Today Health NZ, Te Whatu Ora, released its latest report on childhood immunisation which includes longstanding vaccinations against the likes of diphtheria, polio, tetanus, whooping cough, chickenpox, measles, mumps and rubella.
Compared to other ethnicities, Maori children have had consistently lower immunisation rates which the report says, "...leave tamariki Māori disproportionately vulnerable and exposes Aotearoa to significant risk of vaccination-preventable disease outbreak through inadequate herd immunity."
A concerted effort was embarked upon in 2009 to lift immunisation rates. It formed one of National's Better Public Service targets (later dropped by the incoming Labour government). The result was positive:
Maori and Pacific rates climbed markedly as did, unsurprisingly, the rate in the poorest deciles (Dep 9-10)
The next graph, from today's report, shows immunisation by age 2, a slightly different but relevant parameter:
Apart from Asian children the gains made have been lost. Some of this is due to the vaccinator workforce being diverted into covid work. However the decline - particularly for Maori - began around 2017.
The current rates are now described as a "crisis". What has happened?
The "barriers" to vaccination are claimed to be poverty, racism, lack of trust and safety concerns.
Despite the vaccines being free, poverty affects rates in every group except Asians, who even in the highest deprivation deciles mostly manage to get their child immunised:
According to the report:
"Despite childhood immunisations being free, costs are associated with getting to vaccinations, such as transport, time off employment and family members owing money to practices. Clinic times often clash with work, school pickups, availability of child-minding for children not requiring vaccination at the same time, or other whānau responsibilities."
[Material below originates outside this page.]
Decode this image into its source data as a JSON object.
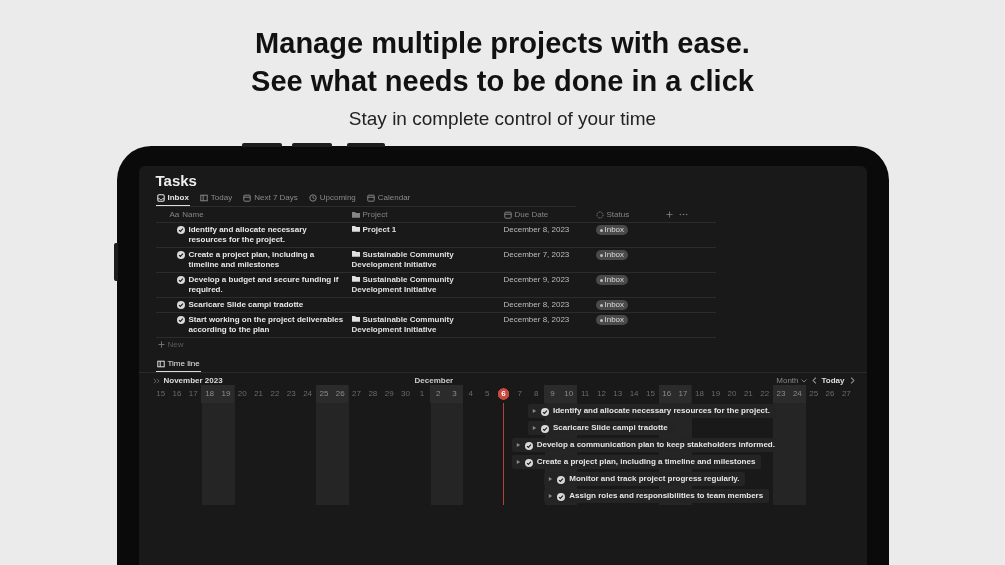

Yet there is a group who show none of this matters. Perhaps instead of excuse-making, policy-makers could focus on the Asian communities and why poverty doesn't affect their vaccination decisions and actions.
The next 'barrier' is racism characterized by "mono-cultural institutions which simply ignore and freeze out the cultures of those who do not belong to the majority." Asians aren't frozen out though.
In another twist of logic, because Pacific vaccination rates are better than Maori, yet Pacific families live with "worse deprivation", this "persistent gap can only be explained by systemic racism."
So the racism is only directed towards Maori.
What are we to believe then. That racism against Maori declined up until the period 2014-17 when 2 year immunisation coverage for Maori children was 92-93 percent but it has reappeared since?
Racism is a red herring.
As such it will be far more than a mere irritant if - or when - a childhood epidemic breaks out and Maori children die.
To avoid that tragic eventuality health promoters should quit with bogus excuses and take a hard look at why one group of parents, in spite of all the so-called "barriers" overwhelmingly safeguard their young against diseases that may be deadly.
Lindsay Mitchell blogs here